Start of a good life with proper water supply
Two of the four water tanks built in Ramche, Nuwakot.
Walking far away to fetch water will soon be an old story for Ram Maya Chepang (35), a resident of Gajuri Municipality. “Tap is ready. Now, we are patiently waiting for the water to flow,” shares Ram Maya who is one amongst 281 households who will soon be benefitting from Oxfam’s Ramche Water Supply System project implemented in Dhading district of Nepal.
Due to massive earthquake of 2015, five different water sources in Ramche community of Dhading district, just 38 kms away from the capital city Kathmandu, had dried out. Community people living in the area had to face lot of troubles and challenges in absence of safe water supply. Few managed to fulfill their water demands by walking hours to reach the water from springs, but it was not easy for everyone “We walked two hours to reach Dariya Khola (small stream) to bring a bucket full of water all the way up to our homes,” says Ram Maya. Without proper water supply, life has been very hard, with no comfort at all.
In 2018, the ray of hope began to emerge as community people started initiating the process of building Ramche water supply system in their community. Through Purnima project, Oxfam with support from local organization Prayash Nepal undertook the process of constructing the supply system with immense support from the communities. The project area is predominantly inhabited by marginalized Chepangs, Dalits, and Janajatis, Brahmins and Chettris.
Discovery of water
Twelve kilometers far from the community, a source with 1.8 lps (liters per second) discharge was found. The yield was enough for fulfilling the water demand of the community population. Regular coordination was maintained with Gajuri Rural Municipality for joint implementation and contribution for the project. Agreement was made between Gajuri Rural Municipality, Ramche Water Users Committee and Prayash Nepal, kicking off the construction. With the modality to engage community themselves in excavation of pipelines, and collection of local materials required to construct the household taps, the project started with good coordination.
As this is a new scheme, the entire structural component needed to be built; one spring intake, one sedimentation tank, four ferro cement tank with capacities (6m³, 12 m³, and 2 nos 20 m³), four break pressure tank, three interruption chamber (IC), two wash out valve chamber and one air release valve chamber. Along with these, three section valve chambers and two distribution chambers was also constructed. For the safety, fencing the entire structure has also been planned. This system has been designed for 20 years of assurance period to meet the domestic demand of 70 liters per person per day.

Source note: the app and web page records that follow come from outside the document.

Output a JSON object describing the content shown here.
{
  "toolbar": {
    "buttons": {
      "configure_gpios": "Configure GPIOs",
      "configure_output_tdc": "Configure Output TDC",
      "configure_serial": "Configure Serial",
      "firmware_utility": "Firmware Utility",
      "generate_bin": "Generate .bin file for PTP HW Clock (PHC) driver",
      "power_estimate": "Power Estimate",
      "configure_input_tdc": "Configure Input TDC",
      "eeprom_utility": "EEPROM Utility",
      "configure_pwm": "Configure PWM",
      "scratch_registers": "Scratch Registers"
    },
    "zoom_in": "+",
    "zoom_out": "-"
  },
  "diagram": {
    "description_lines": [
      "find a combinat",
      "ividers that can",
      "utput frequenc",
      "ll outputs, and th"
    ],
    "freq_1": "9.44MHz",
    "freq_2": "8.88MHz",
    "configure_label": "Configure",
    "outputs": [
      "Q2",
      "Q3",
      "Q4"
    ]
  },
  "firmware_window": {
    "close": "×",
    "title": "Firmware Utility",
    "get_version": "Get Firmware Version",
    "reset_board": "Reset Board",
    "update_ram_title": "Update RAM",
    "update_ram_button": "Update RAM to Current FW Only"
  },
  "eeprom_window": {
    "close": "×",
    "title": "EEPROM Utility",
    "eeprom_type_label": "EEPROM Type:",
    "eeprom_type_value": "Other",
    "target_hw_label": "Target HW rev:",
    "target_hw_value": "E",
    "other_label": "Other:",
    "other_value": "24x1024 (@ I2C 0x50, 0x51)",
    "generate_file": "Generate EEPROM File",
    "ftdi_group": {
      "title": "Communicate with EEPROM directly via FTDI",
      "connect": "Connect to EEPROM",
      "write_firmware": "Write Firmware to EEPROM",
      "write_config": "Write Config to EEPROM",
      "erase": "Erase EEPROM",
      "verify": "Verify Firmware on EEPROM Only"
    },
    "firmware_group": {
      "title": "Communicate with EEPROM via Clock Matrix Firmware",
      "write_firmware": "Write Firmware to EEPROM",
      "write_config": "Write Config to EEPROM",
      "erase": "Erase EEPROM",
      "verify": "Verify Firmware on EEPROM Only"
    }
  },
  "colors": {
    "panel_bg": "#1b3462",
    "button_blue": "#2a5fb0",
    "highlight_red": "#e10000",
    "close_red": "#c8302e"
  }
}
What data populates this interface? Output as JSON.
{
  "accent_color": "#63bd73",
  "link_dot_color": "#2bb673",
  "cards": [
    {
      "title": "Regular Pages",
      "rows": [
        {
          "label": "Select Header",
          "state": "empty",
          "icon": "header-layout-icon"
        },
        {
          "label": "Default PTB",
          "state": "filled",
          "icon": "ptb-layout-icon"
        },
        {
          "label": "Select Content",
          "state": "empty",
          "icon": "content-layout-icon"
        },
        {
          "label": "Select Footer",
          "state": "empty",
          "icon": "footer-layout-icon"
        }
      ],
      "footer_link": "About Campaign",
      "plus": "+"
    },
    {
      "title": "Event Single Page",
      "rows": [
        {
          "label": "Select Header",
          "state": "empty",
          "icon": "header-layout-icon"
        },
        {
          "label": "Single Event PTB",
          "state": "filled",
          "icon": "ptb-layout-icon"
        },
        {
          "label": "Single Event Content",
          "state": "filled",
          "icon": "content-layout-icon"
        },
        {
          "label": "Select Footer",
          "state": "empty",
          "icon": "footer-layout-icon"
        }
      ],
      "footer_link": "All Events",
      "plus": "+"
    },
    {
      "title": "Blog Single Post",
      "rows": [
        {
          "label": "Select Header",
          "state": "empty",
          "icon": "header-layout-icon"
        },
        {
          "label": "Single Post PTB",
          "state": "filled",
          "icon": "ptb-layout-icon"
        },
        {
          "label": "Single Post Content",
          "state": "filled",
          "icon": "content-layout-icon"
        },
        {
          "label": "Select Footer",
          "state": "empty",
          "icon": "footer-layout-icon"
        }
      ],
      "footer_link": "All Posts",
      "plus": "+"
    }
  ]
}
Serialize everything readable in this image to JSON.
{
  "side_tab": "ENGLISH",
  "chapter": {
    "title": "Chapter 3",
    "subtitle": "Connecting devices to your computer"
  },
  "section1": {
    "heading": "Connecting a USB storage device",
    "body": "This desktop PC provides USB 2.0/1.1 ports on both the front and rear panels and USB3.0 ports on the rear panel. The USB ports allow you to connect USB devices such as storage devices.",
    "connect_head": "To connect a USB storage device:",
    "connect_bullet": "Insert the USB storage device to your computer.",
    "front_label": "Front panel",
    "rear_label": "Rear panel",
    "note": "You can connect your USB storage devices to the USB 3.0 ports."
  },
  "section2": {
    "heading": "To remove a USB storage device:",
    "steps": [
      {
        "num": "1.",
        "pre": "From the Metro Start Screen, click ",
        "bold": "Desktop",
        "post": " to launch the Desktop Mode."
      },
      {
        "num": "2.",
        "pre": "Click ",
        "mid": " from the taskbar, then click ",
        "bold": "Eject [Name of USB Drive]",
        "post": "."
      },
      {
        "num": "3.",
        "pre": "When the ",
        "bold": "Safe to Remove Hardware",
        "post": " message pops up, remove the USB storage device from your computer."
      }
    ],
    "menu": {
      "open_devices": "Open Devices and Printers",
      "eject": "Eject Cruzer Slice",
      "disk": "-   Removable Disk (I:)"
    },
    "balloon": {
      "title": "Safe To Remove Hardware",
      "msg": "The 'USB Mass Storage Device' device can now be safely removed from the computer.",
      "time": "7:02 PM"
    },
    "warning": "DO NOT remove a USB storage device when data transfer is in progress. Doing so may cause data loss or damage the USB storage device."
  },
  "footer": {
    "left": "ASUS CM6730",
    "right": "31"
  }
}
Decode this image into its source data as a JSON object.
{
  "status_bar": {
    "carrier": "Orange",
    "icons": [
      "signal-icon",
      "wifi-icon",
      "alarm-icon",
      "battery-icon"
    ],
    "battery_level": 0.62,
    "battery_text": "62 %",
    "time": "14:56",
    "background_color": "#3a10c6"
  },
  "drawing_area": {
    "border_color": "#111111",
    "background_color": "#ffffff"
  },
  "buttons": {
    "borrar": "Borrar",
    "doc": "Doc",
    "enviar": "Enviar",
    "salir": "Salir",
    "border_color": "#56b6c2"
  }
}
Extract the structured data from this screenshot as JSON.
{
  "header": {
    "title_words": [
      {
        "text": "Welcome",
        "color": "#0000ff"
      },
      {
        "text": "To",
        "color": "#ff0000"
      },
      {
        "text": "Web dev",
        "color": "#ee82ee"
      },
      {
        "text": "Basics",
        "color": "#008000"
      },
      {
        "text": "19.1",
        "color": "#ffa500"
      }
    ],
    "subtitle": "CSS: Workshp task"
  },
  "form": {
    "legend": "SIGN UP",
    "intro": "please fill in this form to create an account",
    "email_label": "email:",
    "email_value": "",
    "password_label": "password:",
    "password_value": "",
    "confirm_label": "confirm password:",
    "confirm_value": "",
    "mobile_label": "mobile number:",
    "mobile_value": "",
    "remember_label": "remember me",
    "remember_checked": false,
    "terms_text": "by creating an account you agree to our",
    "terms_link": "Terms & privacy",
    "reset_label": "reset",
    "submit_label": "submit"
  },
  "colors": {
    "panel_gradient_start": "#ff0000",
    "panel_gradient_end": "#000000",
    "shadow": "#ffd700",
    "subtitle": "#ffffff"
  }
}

To regulate water flow, reservoir tanks are constructed for each cluster. Each junction has flow regulating valves and each tap stands are fitted with glove valves. Hydraulic design of pipelines is meant to calculate pipe sizes that helps to regulate the flow of water.
While the community awaits…
While the whole new supply system is being built, the members of users’ committee did not wait to bring water to households. They were swift enough to make water available temporarily to the nearest point by conduit water source through pipe. Besides the involvement in construction, the existing knowledge about water, its supply system, construction procedures, reoccurring challenges, mitigation measures and proper management/book keeping of community people were enhanced through a series of capacity building trainings. Trainings such as pre-construction management training, village maintenance workers’ trainings, water safety plan training and safety workers at construction site trainings have been given.
Using spare time fruitfully
“Once the water is here, we plan to grow vegetables in our backyard. That will save us money from buying them from local shops,” said Sita Devi, Treasurer of Users’ Committee, which is fairly balanced with both male and females in it. Like Sita, many women in the community are thrilled to know that they will not have to waste their significant time in fetching water for household activities. Many are also happy that they will finally get chance to spent good time with their kids, supporting them in the schooling activities and other chores.
Oxfam also plans to open Community Discussion Centres (CDC) in the area, where women and gather and interact about important issues facing them in the everyday life. They will also receive support to liase with local government for development program identified through CDC discussion.
Building the water supply system is a huge task. Moreover, keeping it smoothly running is another one. Which is why, users’ committee has already collected cash 1200 Nepali rupees upfront from each household. Once the water system start running, communities will also pay regular tariff based on meter reading. This amount will be used to pay the salary for the maintenance, caretaker and repairing the water system as required.
If you have any questions regarding the project, please contact Mr. Bal Bahadur Thakurathi at Oxfam in Nepal.
By Sofila Vaidya